Yet no recording per se can be recommended if the performance it captures is less than acceptable, and I have to say that Andrew Davis’s command is total; if I felt his opening tempo was a shade too fast, as the first movement proceeds and as the rest of the Symphony unfurls, its inherent organic unity becomes apparent: here, in those profound opening pages, is no premonition of human failure; this is endeavour, expressed in universal musical terms.
So one is drawn into this unique conception, unique soundworld and uniquely living organism, for the music grows and develops from within. Here is genuinely symphonic writing by a great master – wide-ranging and open in its simple humanity, a universal message so powerfully and movingly recreated by this fine orchestra and singers under a wholly exceptional conductor.
If this is the one version of the Antartica which should occupy a place in your library, it is equalled by a simply outstandingly revelatory account of Vaughan Williams’s Two-Piano Concerto – another of his masterpieces which has suffered from too many misunderstandings over the years.
Indeed, I can well believe this account will go a very long way to establish this work as one of the composer’s greatest achievements for the concert hall: this is an internationally significant work which, like the Antartica, has tended to suffer from a rather too-homespun reputation.
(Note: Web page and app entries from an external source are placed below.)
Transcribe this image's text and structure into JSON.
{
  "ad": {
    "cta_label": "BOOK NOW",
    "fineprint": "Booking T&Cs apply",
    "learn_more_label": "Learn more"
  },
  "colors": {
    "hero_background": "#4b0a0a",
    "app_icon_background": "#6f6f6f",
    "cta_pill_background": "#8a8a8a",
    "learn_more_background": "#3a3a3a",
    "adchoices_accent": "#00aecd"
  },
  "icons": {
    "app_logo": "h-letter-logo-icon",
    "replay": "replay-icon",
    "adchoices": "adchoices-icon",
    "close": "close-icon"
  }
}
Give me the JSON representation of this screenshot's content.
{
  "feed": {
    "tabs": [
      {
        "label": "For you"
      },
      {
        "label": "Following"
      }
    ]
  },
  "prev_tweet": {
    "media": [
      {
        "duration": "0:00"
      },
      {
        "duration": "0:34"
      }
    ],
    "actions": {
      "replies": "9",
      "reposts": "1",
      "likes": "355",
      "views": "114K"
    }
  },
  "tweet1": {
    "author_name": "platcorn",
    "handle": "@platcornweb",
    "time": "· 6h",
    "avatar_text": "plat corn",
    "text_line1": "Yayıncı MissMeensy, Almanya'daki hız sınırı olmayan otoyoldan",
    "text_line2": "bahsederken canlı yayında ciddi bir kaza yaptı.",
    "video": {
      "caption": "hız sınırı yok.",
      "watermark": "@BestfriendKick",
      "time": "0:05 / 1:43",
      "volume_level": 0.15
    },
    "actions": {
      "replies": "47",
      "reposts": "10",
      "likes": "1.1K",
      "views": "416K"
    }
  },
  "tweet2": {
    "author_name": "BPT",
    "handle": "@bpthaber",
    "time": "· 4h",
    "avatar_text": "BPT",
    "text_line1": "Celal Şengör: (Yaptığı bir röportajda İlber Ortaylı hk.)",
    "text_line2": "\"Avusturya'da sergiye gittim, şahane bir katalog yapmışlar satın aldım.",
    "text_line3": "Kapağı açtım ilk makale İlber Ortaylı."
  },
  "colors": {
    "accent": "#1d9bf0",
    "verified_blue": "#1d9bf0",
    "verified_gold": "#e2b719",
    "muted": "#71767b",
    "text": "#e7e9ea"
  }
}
The work began life as a Concerto for piano – in which form it still exists – but the pianist for whom it was written, Harriet Cohen, had small hands, so that Vaughan Williams’s demanding writing meant that she could not do the work full justice, especially in the fugal Finale. In addition, the nature of the Concerto – a precursor, in many ways, of the Fourth Symphony, parts of the ballet Job and the cantata Dona nobis pacem – did not (indeed, still does not) lend itself to immediate popular acceptance.
A dozen years or so after it first appeared, Vaughan Williams decided to recast the work for two pianos and orchestra, in which task he was assisted by Joseph Cooper. The implication that the composer needed ‘help’ to rewrite the work in this form led to this version being considered in some quarters as not being quite 100-percent – and as the intended recipients, Cyril Smith and Phyllis Sellick, were not wholly enamoured of the music led to the Concerto becoming neglected once more.
Until now. This performance is simply magnificent. I found it utterly compelling and so true to the inherently fiery and concentrated rigour of the music that it was like hearing a masterpiece for the first time – as, indeed, in my case it was. I have no doubt that this Concerto, in the Two-Piano version, is one of the composer’s great works – an astonishing conception, the more so in the concluding part of the Finale, wherein the nature of the music changes so completely that it feels one is listening to another work entirely, only after which does it feel that this mood of acceptance has been behind the music all along, hidden by the intensity of the musical foreground.
It is a breathtaking achievement as a work of art, and I can only urge those unfamiliar with the piece to seek it out forthwith – but only in this landmark recording in the Vaughan Williams discography. The committed nature of the playing of Louis Lortie and Hélène Mercier, and of the Bergen Philharmonic under Andrew Davis, is beyond criticism.
In mentioning rewritten works, and noting that this recording was subsidised in part by the Grieg Foundation of Norway, might I make a plea for a recording of the orchestral song-cycle Grieg put together in 1894, preferably sung by Mari Eriksmoen. A coupling of Mahler’s Songs of a Wayfarer with Richard Strauss’s Four Songs with orchestra, Opus 33 (1896), would be more than worthwhile.